CAO countdown: Alternative career routes for school leavers
Post-Leaving Cert courses, apprenticeships are a valuable alternative to the CAO
There has been an increase in the number of new apprenticeships offered to students across a wide range of industry sectors in recent years. Photograph: iStock
Even though most of the focus for college choice is on the CAO system, it’s important to remember there are a wide range of other career routes.
The further-education sector has opportunities for students who are gifted in specific subject areas or who may not secure the points they want through the CAO, but who may do very well in a post-Leaving Cert (PLC) course in the area they want to study.
In the past two years there has been an explosion in the number of new apprenticeships offered to students across a wide range of industry sectors, including financial services.
These “earn and learn” opportunities include paid work placements of up to €20,000 per year, combined with study in a further education college or institute of technology. These can result in academic awards ranging from higher certificates (level six) to honours degree (level eight).
Students who opt to pursue further education, provided they secure distinctions in all eight modules of a PLC programme, have a very good chance of securing a reserved place in their preferred CAO course for 2019.
In the past the links between further-education programmes and third-level were largely confined to courses offered within the institute of technology sector, but last year the university sector expanded its engagement with colleges of further education.
This trend is being driven in part by the realisation that students who excel in a particular discipline in further education are likely to progress successfully through a similar programme at third-level.
PLC programmes also offer opportunities to gain practical skills for employment in a trade or craft, such as auctioneering, hairdressing, beauty, or fire and ambulance services. For many, a practical skill acquired within the further education sector is a passport to a well-paid, secure job.
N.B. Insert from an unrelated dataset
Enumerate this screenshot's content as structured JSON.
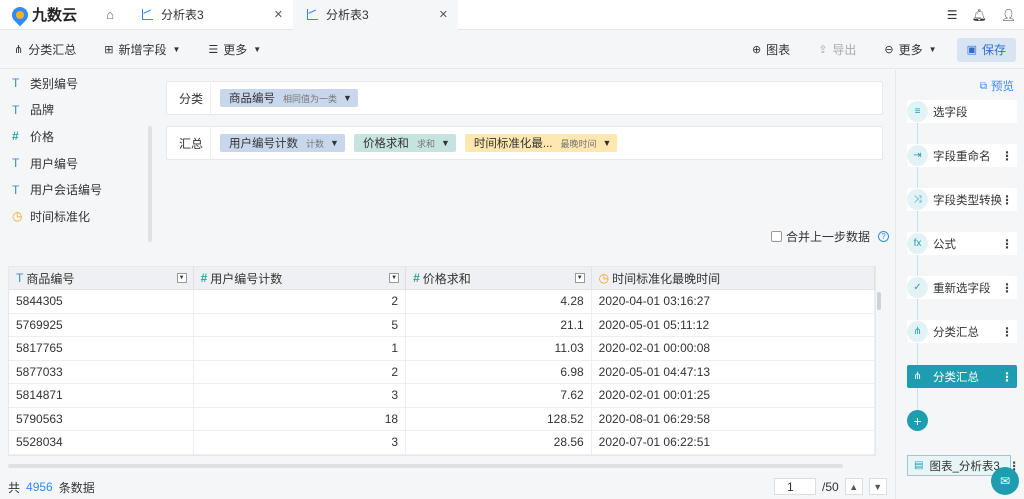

Those interested in a course offered through their local PLC colleges should visit their websites and explore their course offerings.
Places in further education courses are offered through an online application process on each institution’s website, as there is yet no central application process for the further-education sector. There may be a small application fee at that stage.
All applicants are called to interview to determine suitability. If candidates are deemed suitable, places are offered on a first-come, first-served basis in most cases, making it very difficult or impossible for new applicants to secure places later in the year.
Apprenticeships are also bouncing back, after the number collapsed during the recession.
While most of us are familiar with craft-type apprenticeships, there are many new programmes appearing.
These include apprenticeships in insurance practice, industrial electrical engineering, polymer processing technology, manufacturing technology and apprenticeships for manufacturing engineers, accounting technicians, commis chefs, and those in international financial services and ICT.
Further new apprenticeships are to be submitted for validation to Quality and Qualifications Ireland (QQI) shortly and, subject to successful validation, are expected to get under way this year. For more information, visit apprenticeship.ie.
Construction is also a big growth area. There is now a dedicated website managed by the Construction Industry Federation (apprentices.ie) for young people interested in registering their interest in a particular trade. Prospective employers can contact them directly through this site.
Apprenticeships are going to be a big growth area. There are currently about 12,000 apprentices with 4,900 participating employers and there are plans to expand those numbers dramatically by the end of the decade.